Directions —
Each record below should be output verbatim, without pictures.

** Opening Material for the task block **

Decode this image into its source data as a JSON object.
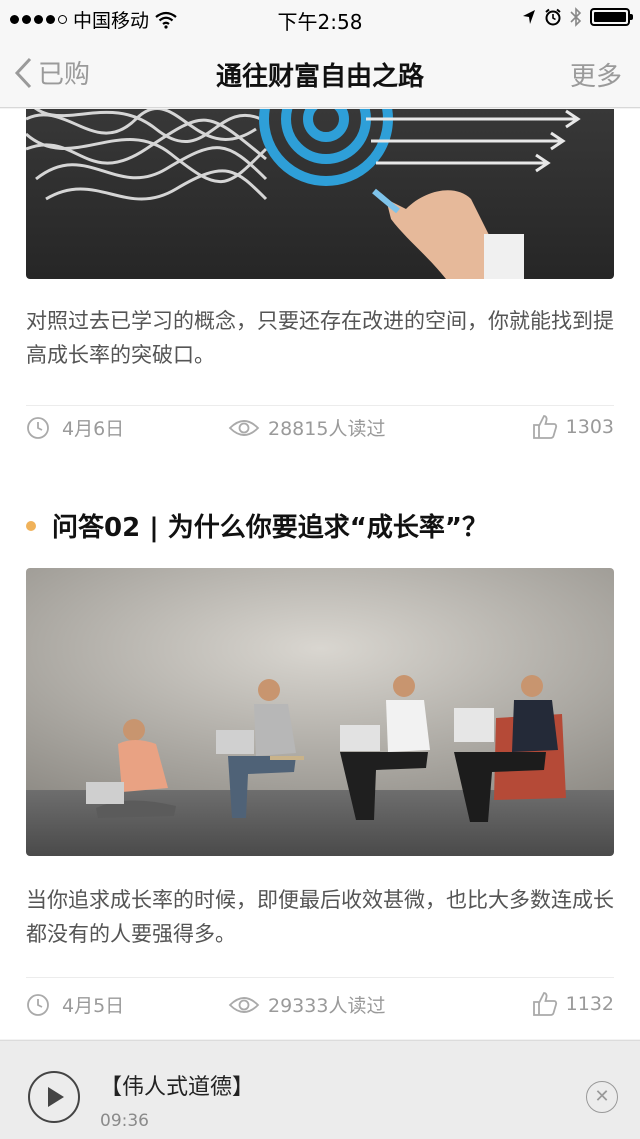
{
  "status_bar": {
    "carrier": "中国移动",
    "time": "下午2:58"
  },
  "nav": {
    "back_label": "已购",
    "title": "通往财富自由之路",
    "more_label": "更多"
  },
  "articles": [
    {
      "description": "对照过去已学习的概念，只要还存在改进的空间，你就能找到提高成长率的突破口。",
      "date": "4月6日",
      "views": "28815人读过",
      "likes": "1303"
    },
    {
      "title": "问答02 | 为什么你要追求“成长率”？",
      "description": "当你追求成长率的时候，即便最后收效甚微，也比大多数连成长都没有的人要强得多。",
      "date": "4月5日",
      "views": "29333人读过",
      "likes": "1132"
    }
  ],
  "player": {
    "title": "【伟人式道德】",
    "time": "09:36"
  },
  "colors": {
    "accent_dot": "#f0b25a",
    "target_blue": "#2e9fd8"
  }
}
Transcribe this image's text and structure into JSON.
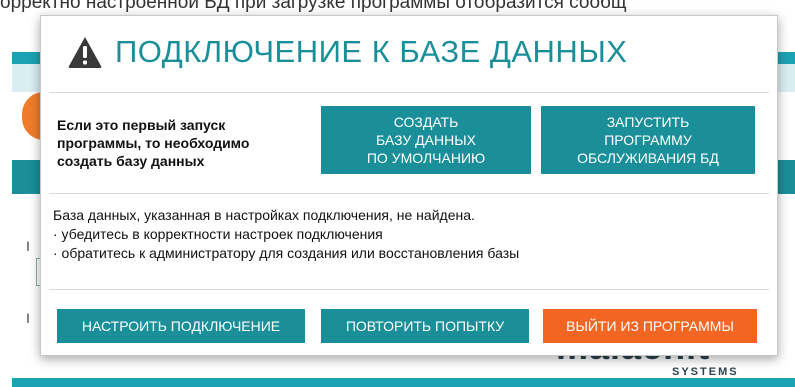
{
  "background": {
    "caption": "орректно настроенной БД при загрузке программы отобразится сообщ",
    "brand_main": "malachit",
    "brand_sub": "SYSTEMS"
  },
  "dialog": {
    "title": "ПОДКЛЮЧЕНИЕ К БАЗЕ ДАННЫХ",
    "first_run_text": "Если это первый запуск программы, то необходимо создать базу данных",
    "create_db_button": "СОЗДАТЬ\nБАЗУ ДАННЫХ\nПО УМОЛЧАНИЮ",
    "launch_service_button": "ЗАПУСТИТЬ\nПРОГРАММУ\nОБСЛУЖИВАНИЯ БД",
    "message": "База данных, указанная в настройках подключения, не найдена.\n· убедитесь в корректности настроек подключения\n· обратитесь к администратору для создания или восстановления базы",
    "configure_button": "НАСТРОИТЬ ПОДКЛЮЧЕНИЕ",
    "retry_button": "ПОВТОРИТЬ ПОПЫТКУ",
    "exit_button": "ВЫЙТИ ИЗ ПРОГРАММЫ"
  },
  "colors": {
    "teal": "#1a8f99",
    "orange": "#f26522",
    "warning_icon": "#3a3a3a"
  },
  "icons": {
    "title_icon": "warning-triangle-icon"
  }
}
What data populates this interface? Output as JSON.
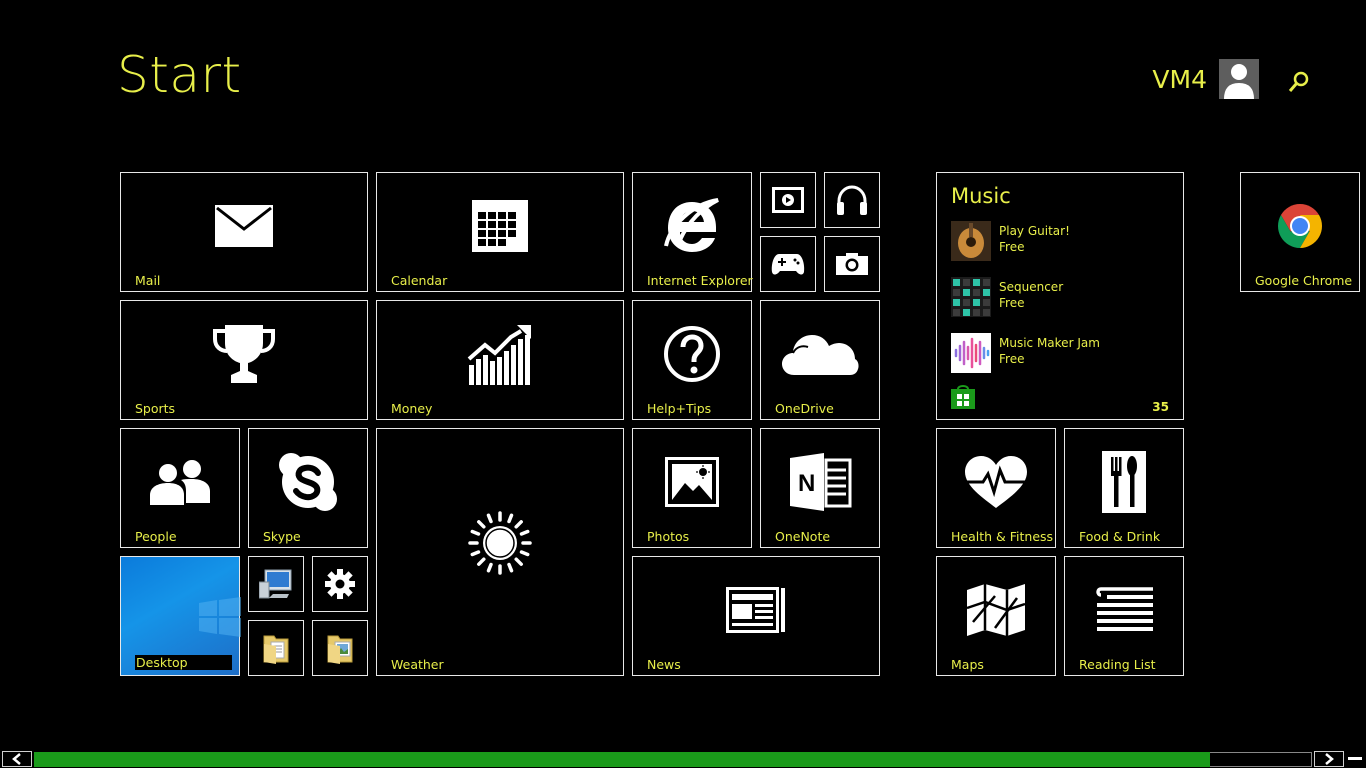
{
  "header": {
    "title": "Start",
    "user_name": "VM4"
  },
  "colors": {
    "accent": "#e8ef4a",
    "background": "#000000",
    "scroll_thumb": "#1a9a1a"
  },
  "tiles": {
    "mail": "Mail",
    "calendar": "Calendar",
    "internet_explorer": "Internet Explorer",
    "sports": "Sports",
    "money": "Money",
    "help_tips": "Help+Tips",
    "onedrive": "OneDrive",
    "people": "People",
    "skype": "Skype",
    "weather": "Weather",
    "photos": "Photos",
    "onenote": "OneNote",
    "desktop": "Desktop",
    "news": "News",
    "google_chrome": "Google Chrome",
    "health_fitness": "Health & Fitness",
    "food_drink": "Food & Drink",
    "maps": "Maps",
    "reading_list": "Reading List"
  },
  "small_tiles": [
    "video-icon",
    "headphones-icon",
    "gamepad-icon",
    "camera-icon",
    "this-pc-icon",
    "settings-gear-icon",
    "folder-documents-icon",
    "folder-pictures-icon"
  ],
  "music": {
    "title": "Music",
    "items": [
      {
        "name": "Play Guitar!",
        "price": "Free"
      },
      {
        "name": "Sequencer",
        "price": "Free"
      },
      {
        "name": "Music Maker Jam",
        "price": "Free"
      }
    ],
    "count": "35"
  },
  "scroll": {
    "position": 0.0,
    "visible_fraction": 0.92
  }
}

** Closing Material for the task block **

Solved problem —
Decode this image into its source data as a JSON object.
{
  "status_bar": {
    "carrier": "中国移动",
    "time": "下午2:58"
  },
  "nav": {
    "back_label": "已购",
    "title": "通往财富自由之路",
    "more_label": "更多"
  },
  "articles": [
    {
      "description": "对照过去已学习的概念，只要还存在改进的空间，你就能找到提高成长率的突破口。",
      "date": "4月6日",
      "views": "28815人读过",
      "likes": "1303"
    },
    {
      "title": "问答02 | 为什么你要追求“成长率”？",
      "description": "当你追求成长率的时候，即便最后收效甚微，也比大多数连成长都没有的人要强得多。",
      "date": "4月5日",
      "views": "29333人读过",
      "likes": "1132"
    }
  ],
  "player": {
    "title": "【伟人式道德】",
    "time": "09:36"
  },
  "colors": {
    "accent_dot": "#f0b25a",
    "target_blue": "#2e9fd8"
  }
}
Transcribe this image's text and structure into JSON.
{
  "background": {
    "caption": "орректно настроенной БД при загрузке программы отобразится сообщ",
    "brand_main": "malachit",
    "brand_sub": "SYSTEMS"
  },
  "dialog": {
    "title": "ПОДКЛЮЧЕНИЕ К БАЗЕ ДАННЫХ",
    "first_run_text": "Если это первый запуск программы, то необходимо создать базу данных",
    "create_db_button": "СОЗДАТЬ\nБАЗУ ДАННЫХ\nПО УМОЛЧАНИЮ",
    "launch_service_button": "ЗАПУСТИТЬ\nПРОГРАММУ\nОБСЛУЖИВАНИЯ БД",
    "message": "База данных, указанная в настройках подключения, не найдена.\n· убедитесь в корректности настроек подключения\n· обратитесь к администратору для создания или восстановления базы",
    "configure_button": "НАСТРОИТЬ ПОДКЛЮЧЕНИЕ",
    "retry_button": "ПОВТОРИТЬ ПОПЫТКУ",
    "exit_button": "ВЫЙТИ ИЗ ПРОГРАММЫ"
  },
  "colors": {
    "teal": "#1a8f99",
    "orange": "#f26522",
    "warning_icon": "#3a3a3a"
  },
  "icons": {
    "title_icon": "warning-triangle-icon"
  }
}
What data populates this interface? Output as JSON.
{
  "header": {
    "title": "Start",
    "user_name": "VM4"
  },
  "colors": {
    "accent": "#e8ef4a",
    "background": "#000000",
    "scroll_thumb": "#1a9a1a"
  },
  "tiles": {
    "mail": "Mail",
    "calendar": "Calendar",
    "internet_explorer": "Internet Explorer",
    "sports": "Sports",
    "money": "Money",
    "help_tips": "Help+Tips",
    "onedrive": "OneDrive",
    "people": "People",
    "skype": "Skype",
    "weather": "Weather",
    "photos": "Photos",
    "onenote": "OneNote",
    "desktop": "Desktop",
    "news": "News",
    "google_chrome": "Google Chrome",
    "health_fitness": "Health & Fitness",
    "food_drink": "Food & Drink",
    "maps": "Maps",
    "reading_list": "Reading List"
  },
  "small_tiles": [
    "video-icon",
    "headphones-icon",
    "gamepad-icon",
    "camera-icon",
    "this-pc-icon",
    "settings-gear-icon",
    "folder-documents-icon",
    "folder-pictures-icon"
  ],
  "music": {
    "title": "Music",
    "items": [
      {
        "name": "Play Guitar!",
        "price": "Free"
      },
      {
        "name": "Sequencer",
        "price": "Free"
      },
      {
        "name": "Music Maker Jam",
        "price": "Free"
      }
    ],
    "count": "35"
  },
  "scroll": {
    "position": 0.0,
    "visible_fraction": 0.92
  }
}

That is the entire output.